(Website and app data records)
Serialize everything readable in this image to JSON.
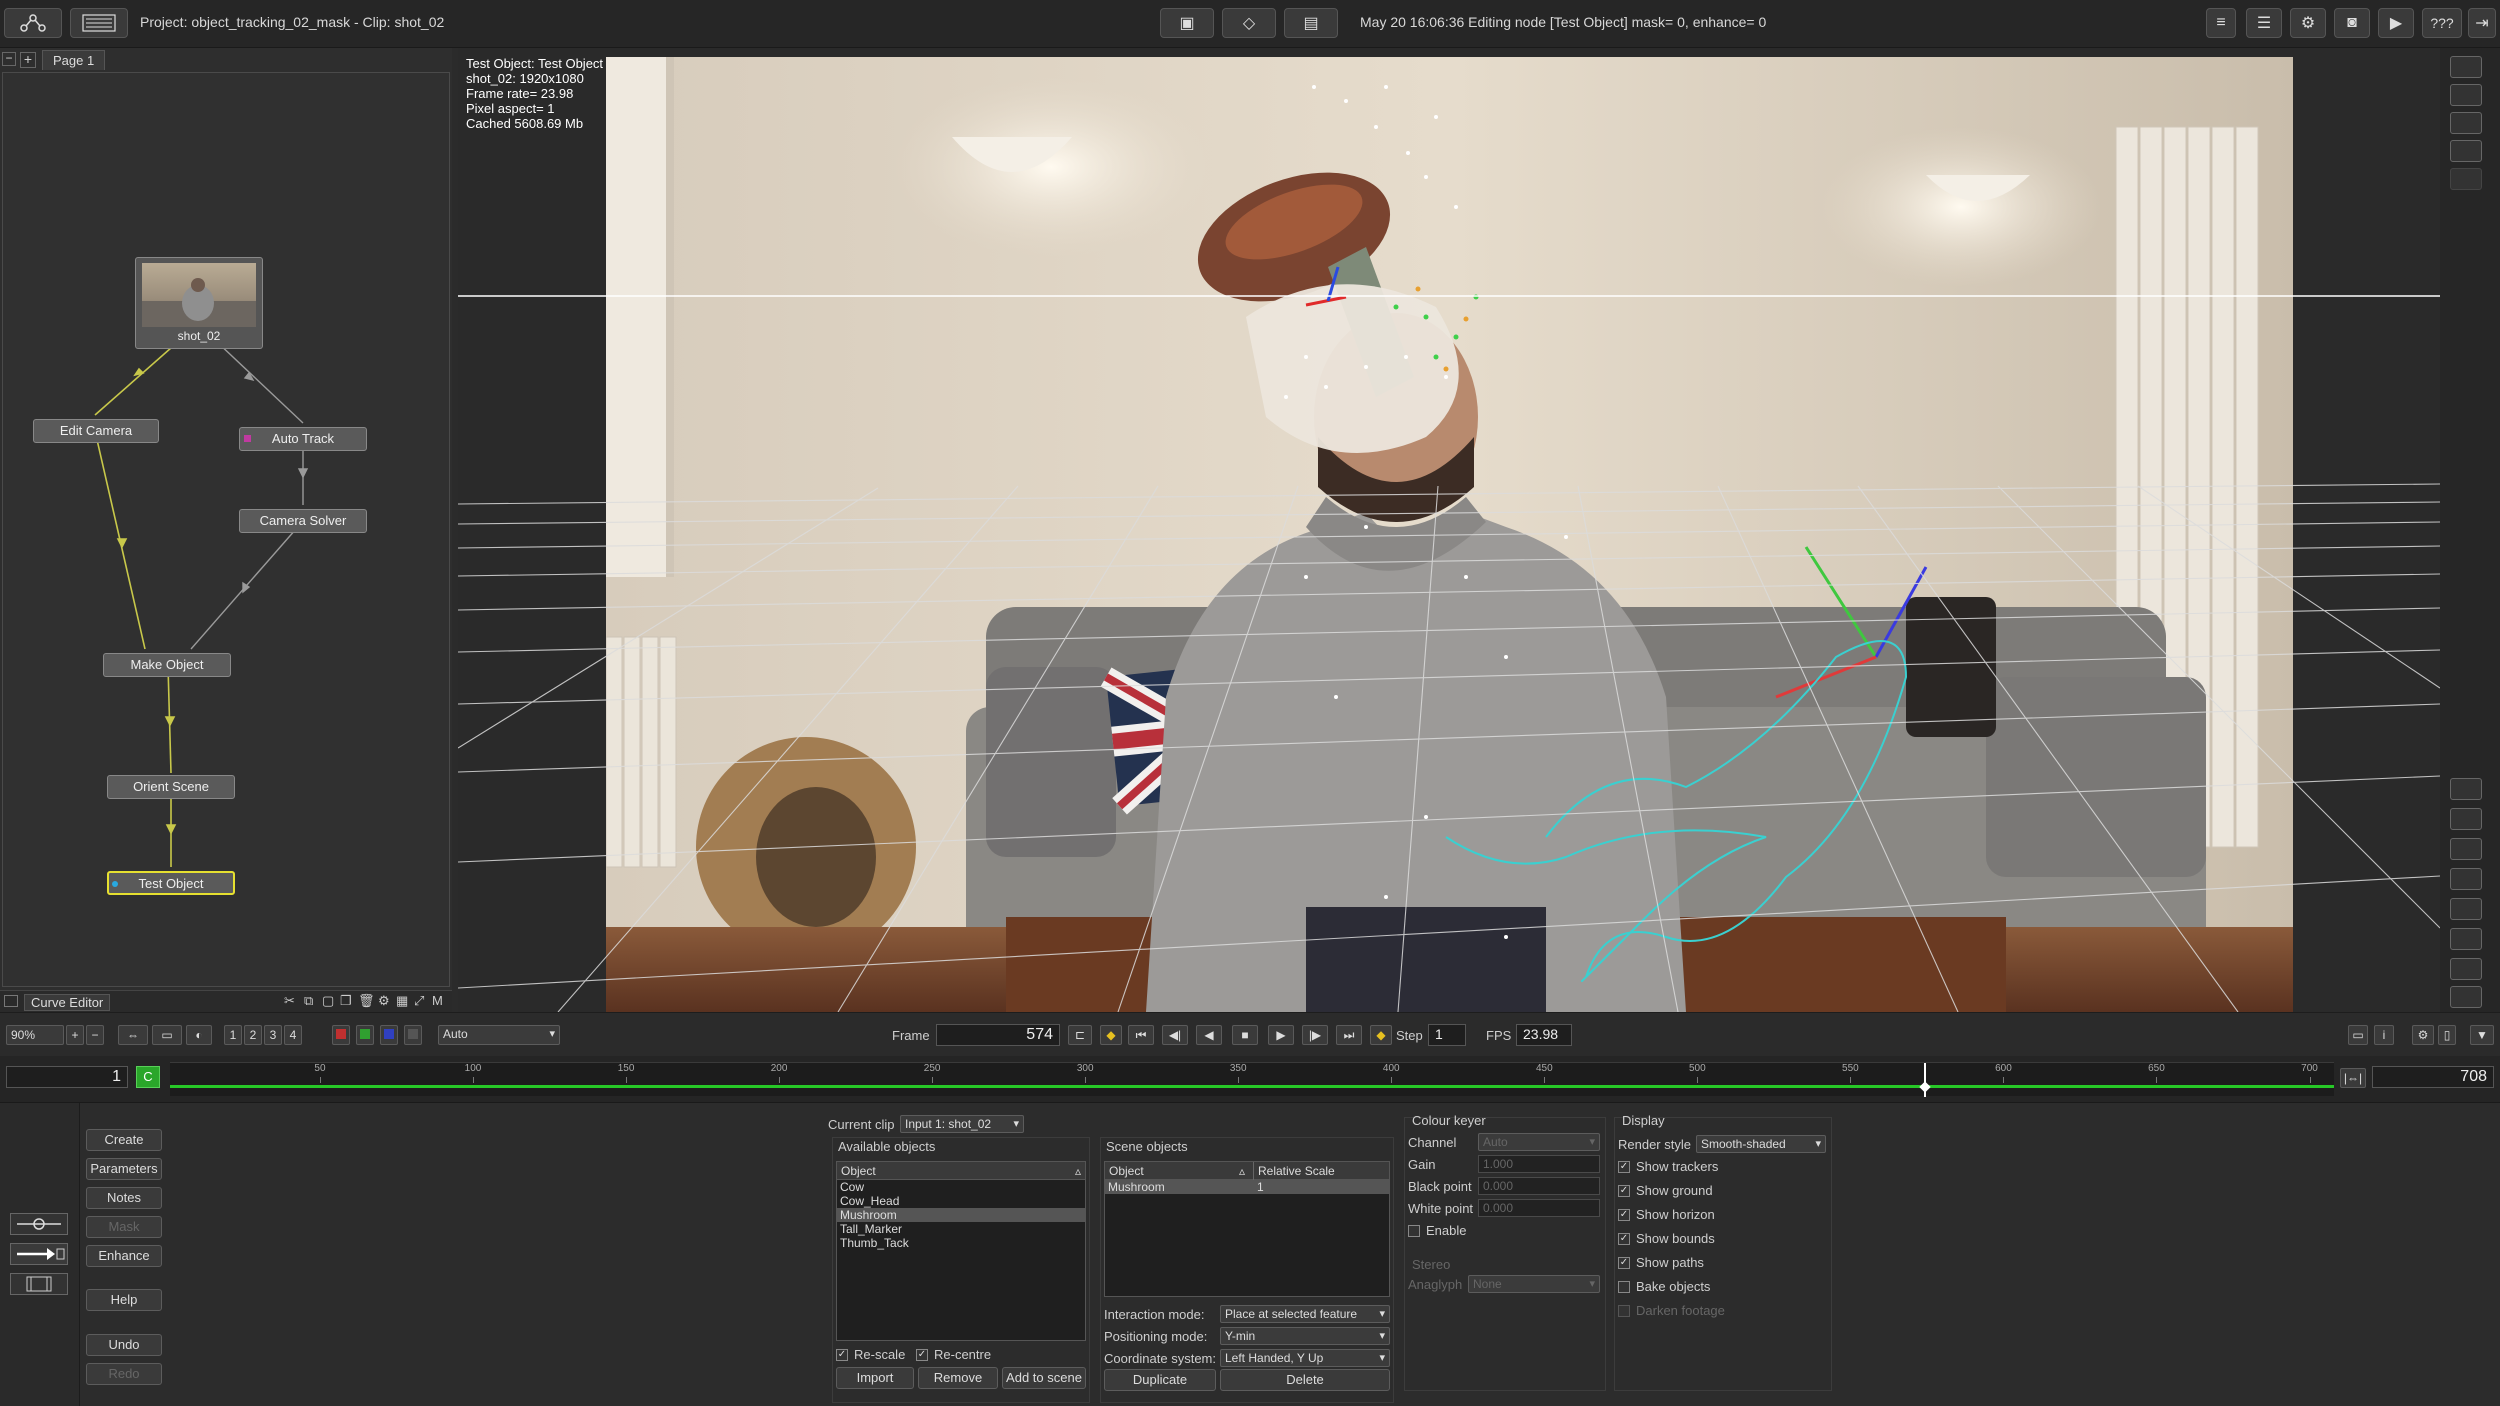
{
  "topbar": {
    "project_label": "Project: object_tracking_02_mask - Clip: shot_02",
    "status": "May 20 16:06:36 Editing node [Test Object] mask= 0, enhance= 0",
    "help_label": "???"
  },
  "nodegraph": {
    "page_tab": "Page 1",
    "nodes": {
      "shot": "shot_02",
      "edit_camera": "Edit Camera",
      "auto_track": "Auto Track",
      "camera_solver": "Camera Solver",
      "make_object": "Make Object",
      "orient_scene": "Orient Scene",
      "test_object": "Test Object"
    },
    "curve_editor_label": "Curve Editor"
  },
  "viewer": {
    "info": {
      "line1": "Test Object: Test Object",
      "line2": "shot_02: 1920x1080",
      "line3": "Frame rate= 23.98",
      "line4": "Pixel aspect= 1",
      "line5": "Cached 5608.69 Mb"
    }
  },
  "transport": {
    "zoom": "90%",
    "view_buttons": [
      "1",
      "2",
      "3",
      "4"
    ],
    "auto_select": "Auto",
    "frame_label": "Frame",
    "frame_value": "574",
    "step_label": "Step",
    "step_value": "1",
    "fps_label": "FPS",
    "fps_value": "23.98"
  },
  "timeline": {
    "start": "1",
    "end": "708",
    "c_marker": "C",
    "ticks": [
      "50",
      "100",
      "150",
      "200",
      "250",
      "300",
      "350",
      "400",
      "450",
      "500",
      "550",
      "600",
      "650",
      "700"
    ],
    "current_frame": 574,
    "range_min": 1,
    "range_max": 708
  },
  "sidebar": {
    "create": "Create",
    "parameters": "Parameters",
    "notes": "Notes",
    "mask": "Mask",
    "enhance": "Enhance",
    "help": "Help",
    "undo": "Undo",
    "redo": "Redo"
  },
  "params": {
    "current_clip_label": "Current clip",
    "current_clip_value": "Input 1: shot_02",
    "available_objects_label": "Available objects",
    "available_header": "Object",
    "available_items": [
      "Cow",
      "Cow_Head",
      "Mushroom",
      "Tall_Marker",
      "Thumb_Tack"
    ],
    "selected_item": "Mushroom",
    "rescale_label": "Re-scale",
    "recentre_label": "Re-centre",
    "import_label": "Import",
    "remove_label": "Remove",
    "add_to_scene_label": "Add to scene",
    "scene_objects_label": "Scene objects",
    "scene_header_object": "Object",
    "scene_header_scale": "Relative Scale",
    "scene_row_object": "Mushroom",
    "scene_row_scale": "1",
    "interaction_mode_label": "Interaction mode:",
    "interaction_mode_value": "Place at selected feature",
    "positioning_mode_label": "Positioning mode:",
    "positioning_mode_value": "Y-min",
    "coordinate_system_label": "Coordinate system:",
    "coordinate_system_value": "Left Handed, Y Up",
    "duplicate_label": "Duplicate",
    "delete_label": "Delete"
  },
  "colour_keyer": {
    "title": "Colour keyer",
    "channel_label": "Channel",
    "channel_value": "Auto",
    "gain_label": "Gain",
    "gain_value": "1.000",
    "black_point_label": "Black point",
    "black_point_value": "0.000",
    "white_point_label": "White point",
    "white_point_value": "0.000",
    "enable_label": "Enable",
    "stereo_title": "Stereo",
    "anaglyph_label": "Anaglyph",
    "anaglyph_value": "None"
  },
  "display": {
    "title": "Display",
    "render_style_label": "Render style",
    "render_style_value": "Smooth-shaded",
    "show_trackers": "Show trackers",
    "show_ground": "Show ground",
    "show_horizon": "Show horizon",
    "show_bounds": "Show bounds",
    "show_paths": "Show paths",
    "bake_objects": "Bake objects",
    "darken_footage": "Darken footage"
  }
}
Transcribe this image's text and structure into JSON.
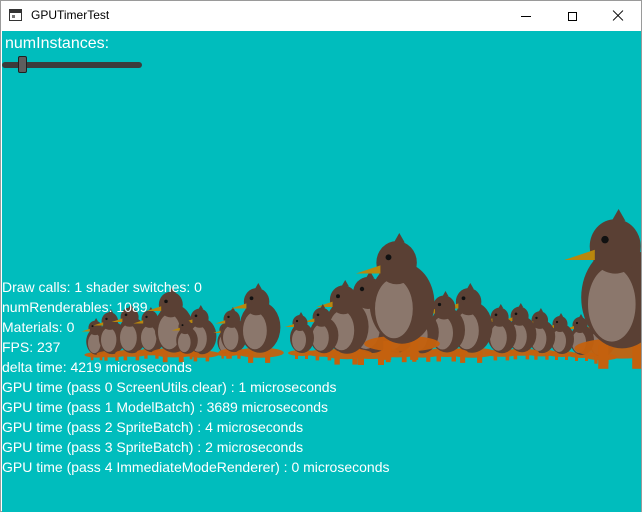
{
  "window": {
    "title": "GPUTimerTest",
    "app_icon": "window-app-icon",
    "controls": [
      "minimize-icon",
      "maximize-icon",
      "close-icon"
    ]
  },
  "colors": {
    "viewport_bg": "#00bdbd",
    "text": "#ffffff",
    "penguin_body": "#5a4034",
    "penguin_belly": "#e8e0d8",
    "penguin_feet": "#c4610e"
  },
  "slider": {
    "label": "numInstances:",
    "value_fraction": 0.12
  },
  "stats": {
    "lines": [
      "Draw calls: 1 shader switches: 0",
      "numRenderables: 1089",
      "Materials: 0",
      "FPS: 237",
      "delta time: 4219 microseconds",
      "GPU time (pass 0 ScreenUtils.clear) : 1 microseconds",
      "GPU time (pass 1 ModelBatch) : 3689 microseconds",
      "GPU time (pass 2 SpriteBatch) : 4 microseconds",
      "GPU time (pass 3 SpriteBatch) : 2 microseconds",
      "GPU time (pass 4 ImmediateModeRenderer) : 0 microseconds"
    ]
  }
}
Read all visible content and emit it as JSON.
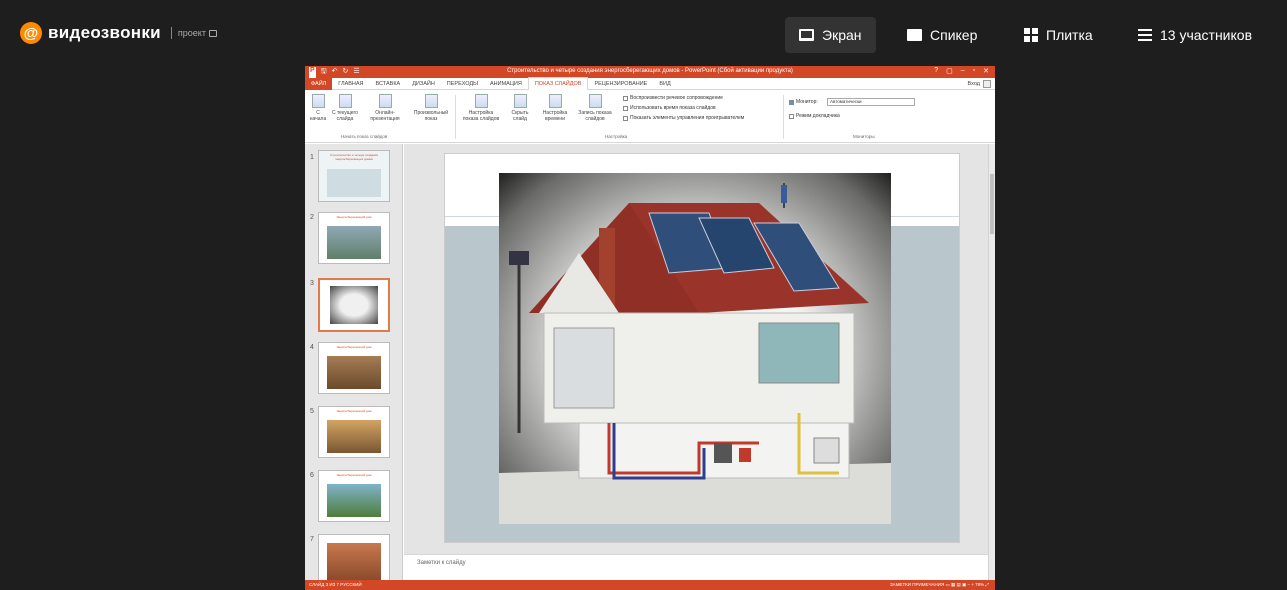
{
  "app": {
    "logo_text": "видеозвонки",
    "logo_sub": "проект"
  },
  "views": [
    {
      "label": "Экран",
      "icon": "screen-icon",
      "active": true
    },
    {
      "label": "Спикер",
      "icon": "speaker-icon",
      "active": false
    },
    {
      "label": "Плитка",
      "icon": "tile-icon",
      "active": false
    },
    {
      "label": "13 участников",
      "icon": "participants-list-icon",
      "active": false
    }
  ],
  "powerpoint": {
    "title": "Строительство и четыре создания энергосберегающих домов - PowerPoint (Сбой активации продукта)",
    "window_controls": [
      "?",
      "▢",
      "–",
      "▫",
      "✕"
    ],
    "quick_access": [
      "P",
      "🖫",
      "↶",
      "↻",
      "☰"
    ],
    "tabs": [
      "ФАЙЛ",
      "ГЛАВНАЯ",
      "ВСТАВКА",
      "ДИЗАЙН",
      "ПЕРЕХОДЫ",
      "АНИМАЦИЯ",
      "ПОКАЗ СЛАЙДОВ",
      "РЕЦЕНЗИРОВАНИЕ",
      "ВИД"
    ],
    "selected_tab": "ПОКАЗ СЛАЙДОВ",
    "user": "Вход",
    "ribbon_buttons": [
      {
        "label": "С начала"
      },
      {
        "label": "С текущего слайда"
      },
      {
        "label": "Онлайн-презентация"
      },
      {
        "label": "Произвольный показ"
      },
      {
        "label": "Настройка показа слайдов"
      },
      {
        "label": "Скрыть слайд"
      },
      {
        "label": "Настройка времени"
      },
      {
        "label": "Запись показа слайдов"
      }
    ],
    "checkboxes": [
      "Воспроизвести речевое сопровождение",
      "Использовать время показа слайдов",
      "Показать элементы управления проигрывателем"
    ],
    "monitor_label": "Монитор:",
    "monitor_value": "Автоматически",
    "presenter_view": "Режим докладчика",
    "groups": [
      "Начать показ слайдов",
      "Настройка",
      "Мониторы"
    ],
    "thumbnails": [
      {
        "num": "1",
        "title": "Строительство и четыре создания энергосберегающих домов"
      },
      {
        "num": "2",
        "title": "Энергосберегающий дом"
      },
      {
        "num": "3",
        "title": ""
      },
      {
        "num": "4",
        "title": "Энергосберегающий дом"
      },
      {
        "num": "5",
        "title": "Энергосберегающий дом"
      },
      {
        "num": "6",
        "title": "Энергосберегающий дом"
      },
      {
        "num": "7",
        "title": ""
      }
    ],
    "selected_thumb": "3",
    "notes_placeholder": "Заметки к слайду",
    "status_left": "СЛАЙД 3 ИЗ 7    РУССКИЙ",
    "status_right": "ЗАМЕТКИ   ПРИМЕЧАНИЯ    ▭  ▦  ▤  ▣   –  +  78%  ⤢"
  }
}
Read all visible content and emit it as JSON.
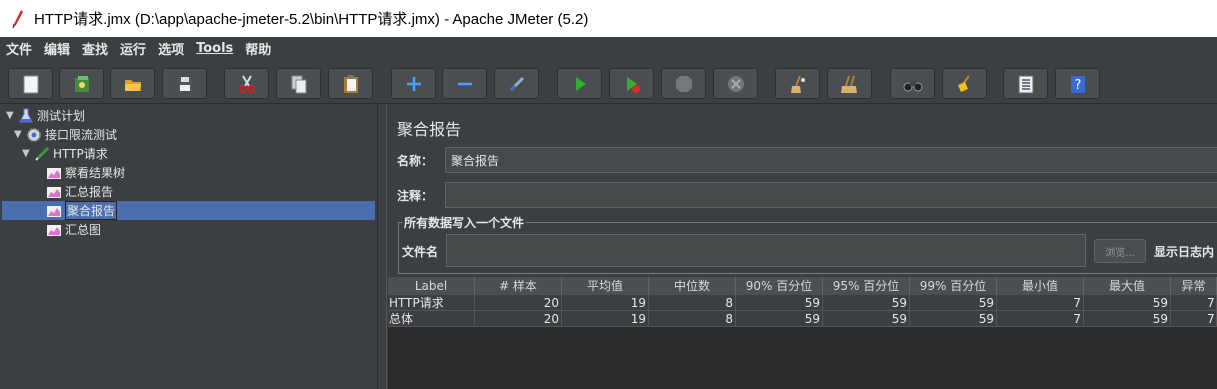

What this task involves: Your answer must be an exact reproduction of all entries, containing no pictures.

Written response:
Serialize everything readable in this image to JSON.
{
  "topbar": {
    "project_label": "Project: object_tracking_02_mask - Clip: shot_02",
    "status": "May 20 16:06:36 Editing node [Test Object] mask= 0, enhance= 0",
    "help_label": "???"
  },
  "nodegraph": {
    "page_tab": "Page 1",
    "nodes": {
      "shot": "shot_02",
      "edit_camera": "Edit Camera",
      "auto_track": "Auto Track",
      "camera_solver": "Camera Solver",
      "make_object": "Make Object",
      "orient_scene": "Orient Scene",
      "test_object": "Test Object"
    },
    "curve_editor_label": "Curve Editor"
  },
  "viewer": {
    "info": {
      "line1": "Test Object: Test Object",
      "line2": "shot_02: 1920x1080",
      "line3": "Frame rate= 23.98",
      "line4": "Pixel aspect= 1",
      "line5": "Cached 5608.69 Mb"
    }
  },
  "transport": {
    "zoom": "90%",
    "view_buttons": [
      "1",
      "2",
      "3",
      "4"
    ],
    "auto_select": "Auto",
    "frame_label": "Frame",
    "frame_value": "574",
    "step_label": "Step",
    "step_value": "1",
    "fps_label": "FPS",
    "fps_value": "23.98"
  },
  "timeline": {
    "start": "1",
    "end": "708",
    "c_marker": "C",
    "ticks": [
      "50",
      "100",
      "150",
      "200",
      "250",
      "300",
      "350",
      "400",
      "450",
      "500",
      "550",
      "600",
      "650",
      "700"
    ],
    "current_frame": 574,
    "range_min": 1,
    "range_max": 708
  },
  "sidebar": {
    "create": "Create",
    "parameters": "Parameters",
    "notes": "Notes",
    "mask": "Mask",
    "enhance": "Enhance",
    "help": "Help",
    "undo": "Undo",
    "redo": "Redo"
  },
  "params": {
    "current_clip_label": "Current clip",
    "current_clip_value": "Input 1: shot_02",
    "available_objects_label": "Available objects",
    "available_header": "Object",
    "available_items": [
      "Cow",
      "Cow_Head",
      "Mushroom",
      "Tall_Marker",
      "Thumb_Tack"
    ],
    "selected_item": "Mushroom",
    "rescale_label": "Re-scale",
    "recentre_label": "Re-centre",
    "import_label": "Import",
    "remove_label": "Remove",
    "add_to_scene_label": "Add to scene",
    "scene_objects_label": "Scene objects",
    "scene_header_object": "Object",
    "scene_header_scale": "Relative Scale",
    "scene_row_object": "Mushroom",
    "scene_row_scale": "1",
    "interaction_mode_label": "Interaction mode:",
    "interaction_mode_value": "Place at selected feature",
    "positioning_mode_label": "Positioning mode:",
    "positioning_mode_value": "Y-min",
    "coordinate_system_label": "Coordinate system:",
    "coordinate_system_value": "Left Handed, Y Up",
    "duplicate_label": "Duplicate",
    "delete_label": "Delete"
  },
  "colour_keyer": {
    "title": "Colour keyer",
    "channel_label": "Channel",
    "channel_value": "Auto",
    "gain_label": "Gain",
    "gain_value": "1.000",
    "black_point_label": "Black point",
    "black_point_value": "0.000",
    "white_point_label": "White point",
    "white_point_value": "0.000",
    "enable_label": "Enable",
    "stereo_title": "Stereo",
    "anaglyph_label": "Anaglyph",
    "anaglyph_value": "None"
  },
  "display": {
    "title": "Display",
    "render_style_label": "Render style",
    "render_style_value": "Smooth-shaded",
    "show_trackers": "Show trackers",
    "show_ground": "Show ground",
    "show_horizon": "Show horizon",
    "show_bounds": "Show bounds",
    "show_paths": "Show paths",
    "bake_objects": "Bake objects",
    "darken_footage": "Darken footage"
  }
}
Transcribe this image's text and structure into JSON.
{
  "window": {
    "title": "GPUTimerTest",
    "app_icon": "window-app-icon",
    "controls": [
      "minimize-icon",
      "maximize-icon",
      "close-icon"
    ]
  },
  "colors": {
    "viewport_bg": "#00bdbd",
    "text": "#ffffff",
    "penguin_body": "#5a4034",
    "penguin_belly": "#e8e0d8",
    "penguin_feet": "#c4610e"
  },
  "slider": {
    "label": "numInstances:",
    "value_fraction": 0.12
  },
  "stats": {
    "lines": [
      "Draw calls: 1 shader switches: 0",
      "numRenderables: 1089",
      "Materials: 0",
      "FPS: 237",
      "delta time: 4219 microseconds",
      "GPU time (pass 0 ScreenUtils.clear) : 1 microseconds",
      "GPU time (pass 1 ModelBatch) : 3689 microseconds",
      "GPU time (pass 2 SpriteBatch) : 4 microseconds",
      "GPU time (pass 3 SpriteBatch) : 2 microseconds",
      "GPU time (pass 4 ImmediateModeRenderer) : 0 microseconds"
    ]
  }
}
Read all visible content and emit it as JSON.
{
  "app": {
    "logo_text": "видеозвонки",
    "logo_sub": "проект"
  },
  "views": [
    {
      "label": "Экран",
      "icon": "screen-icon",
      "active": true
    },
    {
      "label": "Спикер",
      "icon": "speaker-icon",
      "active": false
    },
    {
      "label": "Плитка",
      "icon": "tile-icon",
      "active": false
    },
    {
      "label": "13 участников",
      "icon": "participants-list-icon",
      "active": false
    }
  ],
  "powerpoint": {
    "title": "Строительство и четыре создания энергосберегающих домов - PowerPoint (Сбой активации продукта)",
    "window_controls": [
      "?",
      "▢",
      "–",
      "▫",
      "✕"
    ],
    "quick_access": [
      "P",
      "🖫",
      "↶",
      "↻",
      "☰"
    ],
    "tabs": [
      "ФАЙЛ",
      "ГЛАВНАЯ",
      "ВСТАВКА",
      "ДИЗАЙН",
      "ПЕРЕХОДЫ",
      "АНИМАЦИЯ",
      "ПОКАЗ СЛАЙДОВ",
      "РЕЦЕНЗИРОВАНИЕ",
      "ВИД"
    ],
    "selected_tab": "ПОКАЗ СЛАЙДОВ",
    "user": "Вход",
    "ribbon_buttons": [
      {
        "label": "С начала"
      },
      {
        "label": "С текущего слайда"
      },
      {
        "label": "Онлайн-презентация"
      },
      {
        "label": "Произвольный показ"
      },
      {
        "label": "Настройка показа слайдов"
      },
      {
        "label": "Скрыть слайд"
      },
      {
        "label": "Настройка времени"
      },
      {
        "label": "Запись показа слайдов"
      }
    ],
    "checkboxes": [
      "Воспроизвести речевое сопровождение",
      "Использовать время показа слайдов",
      "Показать элементы управления проигрывателем"
    ],
    "monitor_label": "Монитор:",
    "monitor_value": "Автоматически",
    "presenter_view": "Режим докладчика",
    "groups": [
      "Начать показ слайдов",
      "Настройка",
      "Мониторы"
    ],
    "thumbnails": [
      {
        "num": "1",
        "title": "Строительство и четыре создания энергосберегающих домов"
      },
      {
        "num": "2",
        "title": "Энергосберегающий дом"
      },
      {
        "num": "3",
        "title": ""
      },
      {
        "num": "4",
        "title": "Энергосберегающий дом"
      },
      {
        "num": "5",
        "title": "Энергосберегающий дом"
      },
      {
        "num": "6",
        "title": "Энергосберегающий дом"
      },
      {
        "num": "7",
        "title": ""
      }
    ],
    "selected_thumb": "3",
    "notes_placeholder": "Заметки к слайду",
    "status_left": "СЛАЙД 3 ИЗ 7    РУССКИЙ",
    "status_right": "ЗАМЕТКИ   ПРИМЕЧАНИЯ    ▭  ▦  ▤  ▣   –  +  78%  ⤢"
  }
}
Read all visible content and emit it as JSON.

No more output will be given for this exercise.